Data shown

^^^^^^^^^^^^^^^^

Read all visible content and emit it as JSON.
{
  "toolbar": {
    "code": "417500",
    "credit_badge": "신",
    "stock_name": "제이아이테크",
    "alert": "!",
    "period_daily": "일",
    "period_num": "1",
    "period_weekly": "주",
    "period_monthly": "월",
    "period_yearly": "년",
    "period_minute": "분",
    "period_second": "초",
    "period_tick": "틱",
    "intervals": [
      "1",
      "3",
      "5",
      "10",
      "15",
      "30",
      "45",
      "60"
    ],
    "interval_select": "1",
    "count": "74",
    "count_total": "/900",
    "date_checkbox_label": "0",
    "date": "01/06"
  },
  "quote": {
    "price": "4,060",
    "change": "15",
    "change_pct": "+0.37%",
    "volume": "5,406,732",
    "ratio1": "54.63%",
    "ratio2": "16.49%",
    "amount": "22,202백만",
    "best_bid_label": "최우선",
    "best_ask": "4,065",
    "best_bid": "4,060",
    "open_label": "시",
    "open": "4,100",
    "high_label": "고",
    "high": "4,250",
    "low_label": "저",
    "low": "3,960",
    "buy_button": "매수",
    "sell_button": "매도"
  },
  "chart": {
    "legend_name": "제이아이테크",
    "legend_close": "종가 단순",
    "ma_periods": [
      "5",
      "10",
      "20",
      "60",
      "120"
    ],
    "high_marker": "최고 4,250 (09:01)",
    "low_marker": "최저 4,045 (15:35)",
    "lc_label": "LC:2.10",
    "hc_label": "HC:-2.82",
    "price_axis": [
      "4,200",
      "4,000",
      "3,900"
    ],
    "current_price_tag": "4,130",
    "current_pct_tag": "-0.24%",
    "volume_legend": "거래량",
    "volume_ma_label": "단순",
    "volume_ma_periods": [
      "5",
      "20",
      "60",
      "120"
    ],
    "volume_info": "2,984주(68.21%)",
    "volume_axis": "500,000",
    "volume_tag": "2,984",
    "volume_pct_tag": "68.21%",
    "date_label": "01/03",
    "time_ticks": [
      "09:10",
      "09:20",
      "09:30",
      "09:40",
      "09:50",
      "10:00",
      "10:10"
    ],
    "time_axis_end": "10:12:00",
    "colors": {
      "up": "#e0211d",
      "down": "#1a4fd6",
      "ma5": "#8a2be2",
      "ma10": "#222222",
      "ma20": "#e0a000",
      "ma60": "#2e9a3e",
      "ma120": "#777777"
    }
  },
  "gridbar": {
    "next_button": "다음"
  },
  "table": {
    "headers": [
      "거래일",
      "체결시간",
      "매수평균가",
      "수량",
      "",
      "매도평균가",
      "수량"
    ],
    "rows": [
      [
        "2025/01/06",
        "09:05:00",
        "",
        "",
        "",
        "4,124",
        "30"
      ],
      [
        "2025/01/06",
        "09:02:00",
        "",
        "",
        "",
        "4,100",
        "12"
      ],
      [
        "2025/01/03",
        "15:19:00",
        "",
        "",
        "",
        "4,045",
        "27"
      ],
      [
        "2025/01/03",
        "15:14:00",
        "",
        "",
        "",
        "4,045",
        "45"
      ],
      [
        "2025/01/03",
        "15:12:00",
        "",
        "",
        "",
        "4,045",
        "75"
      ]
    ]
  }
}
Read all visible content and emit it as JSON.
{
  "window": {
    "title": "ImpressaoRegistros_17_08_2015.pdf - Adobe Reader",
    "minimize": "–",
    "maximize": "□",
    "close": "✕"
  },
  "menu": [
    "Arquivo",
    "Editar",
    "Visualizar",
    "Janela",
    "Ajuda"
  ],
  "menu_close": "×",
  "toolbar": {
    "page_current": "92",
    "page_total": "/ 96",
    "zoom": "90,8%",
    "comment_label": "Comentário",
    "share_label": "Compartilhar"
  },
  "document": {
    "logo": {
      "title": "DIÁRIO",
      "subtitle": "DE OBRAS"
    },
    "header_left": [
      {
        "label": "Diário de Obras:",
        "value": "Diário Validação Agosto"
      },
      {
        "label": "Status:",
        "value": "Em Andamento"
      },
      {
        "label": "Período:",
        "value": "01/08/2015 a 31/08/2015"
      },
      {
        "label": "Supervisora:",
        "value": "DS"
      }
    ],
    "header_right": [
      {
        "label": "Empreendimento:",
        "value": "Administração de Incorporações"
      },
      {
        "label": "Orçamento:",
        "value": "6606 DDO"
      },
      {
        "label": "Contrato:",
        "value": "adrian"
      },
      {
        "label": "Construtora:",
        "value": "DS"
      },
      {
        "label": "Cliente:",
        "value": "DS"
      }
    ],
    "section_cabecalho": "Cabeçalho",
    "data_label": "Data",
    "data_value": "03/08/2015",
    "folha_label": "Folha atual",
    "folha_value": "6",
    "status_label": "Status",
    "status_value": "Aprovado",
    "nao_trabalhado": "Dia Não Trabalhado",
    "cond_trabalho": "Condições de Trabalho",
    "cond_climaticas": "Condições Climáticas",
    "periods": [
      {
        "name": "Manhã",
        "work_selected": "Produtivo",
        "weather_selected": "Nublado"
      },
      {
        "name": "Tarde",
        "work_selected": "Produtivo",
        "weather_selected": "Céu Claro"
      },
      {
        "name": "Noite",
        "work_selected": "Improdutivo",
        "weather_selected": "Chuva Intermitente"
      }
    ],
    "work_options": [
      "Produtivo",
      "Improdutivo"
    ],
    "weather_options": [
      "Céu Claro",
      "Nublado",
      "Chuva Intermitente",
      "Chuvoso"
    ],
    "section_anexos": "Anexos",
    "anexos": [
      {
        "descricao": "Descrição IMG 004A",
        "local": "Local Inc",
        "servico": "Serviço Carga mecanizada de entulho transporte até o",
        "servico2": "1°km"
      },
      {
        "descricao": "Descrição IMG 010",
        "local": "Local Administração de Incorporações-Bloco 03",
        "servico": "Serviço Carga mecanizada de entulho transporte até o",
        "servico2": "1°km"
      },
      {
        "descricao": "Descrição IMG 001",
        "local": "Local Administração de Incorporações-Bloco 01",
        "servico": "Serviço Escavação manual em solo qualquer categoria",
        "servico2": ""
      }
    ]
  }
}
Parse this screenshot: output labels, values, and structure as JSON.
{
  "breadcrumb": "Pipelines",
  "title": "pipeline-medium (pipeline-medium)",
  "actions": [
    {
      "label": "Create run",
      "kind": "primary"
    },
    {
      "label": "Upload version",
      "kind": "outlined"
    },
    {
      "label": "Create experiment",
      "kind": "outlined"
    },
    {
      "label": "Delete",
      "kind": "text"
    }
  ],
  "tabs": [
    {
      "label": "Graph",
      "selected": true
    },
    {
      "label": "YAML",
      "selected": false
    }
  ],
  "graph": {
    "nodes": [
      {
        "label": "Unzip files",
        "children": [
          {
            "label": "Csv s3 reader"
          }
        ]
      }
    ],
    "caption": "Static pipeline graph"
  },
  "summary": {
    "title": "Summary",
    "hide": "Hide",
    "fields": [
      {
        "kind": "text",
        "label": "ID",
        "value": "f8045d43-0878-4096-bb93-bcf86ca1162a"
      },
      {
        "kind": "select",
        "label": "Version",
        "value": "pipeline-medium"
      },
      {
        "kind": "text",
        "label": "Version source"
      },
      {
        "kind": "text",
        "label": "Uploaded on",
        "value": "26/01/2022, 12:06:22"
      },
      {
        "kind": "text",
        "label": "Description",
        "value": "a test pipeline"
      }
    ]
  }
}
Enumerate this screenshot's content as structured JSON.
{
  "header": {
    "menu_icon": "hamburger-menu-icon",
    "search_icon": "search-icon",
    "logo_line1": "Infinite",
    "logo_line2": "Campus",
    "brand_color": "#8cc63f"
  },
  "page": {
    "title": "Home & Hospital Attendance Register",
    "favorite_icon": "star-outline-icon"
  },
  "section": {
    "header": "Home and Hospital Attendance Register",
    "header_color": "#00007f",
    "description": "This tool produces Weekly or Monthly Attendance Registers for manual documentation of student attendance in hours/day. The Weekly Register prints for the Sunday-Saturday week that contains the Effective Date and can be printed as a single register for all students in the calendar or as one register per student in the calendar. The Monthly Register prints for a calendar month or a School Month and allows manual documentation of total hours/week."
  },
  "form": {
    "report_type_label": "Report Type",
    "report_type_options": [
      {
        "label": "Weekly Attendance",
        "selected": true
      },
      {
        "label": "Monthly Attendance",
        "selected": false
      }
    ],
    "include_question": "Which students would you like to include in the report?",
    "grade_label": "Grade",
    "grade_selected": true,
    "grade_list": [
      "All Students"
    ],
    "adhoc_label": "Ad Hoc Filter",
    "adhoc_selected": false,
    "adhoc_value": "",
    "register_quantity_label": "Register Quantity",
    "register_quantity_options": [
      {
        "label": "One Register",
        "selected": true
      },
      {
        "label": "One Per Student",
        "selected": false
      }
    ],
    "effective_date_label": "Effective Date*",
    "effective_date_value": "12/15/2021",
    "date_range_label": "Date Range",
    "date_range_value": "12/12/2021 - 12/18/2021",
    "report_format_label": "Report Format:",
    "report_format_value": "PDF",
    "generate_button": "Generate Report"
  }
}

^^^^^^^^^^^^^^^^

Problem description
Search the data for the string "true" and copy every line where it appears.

Answer space
      "selected": true
        "selected": true
    "grade_selected": true,
        "selected": true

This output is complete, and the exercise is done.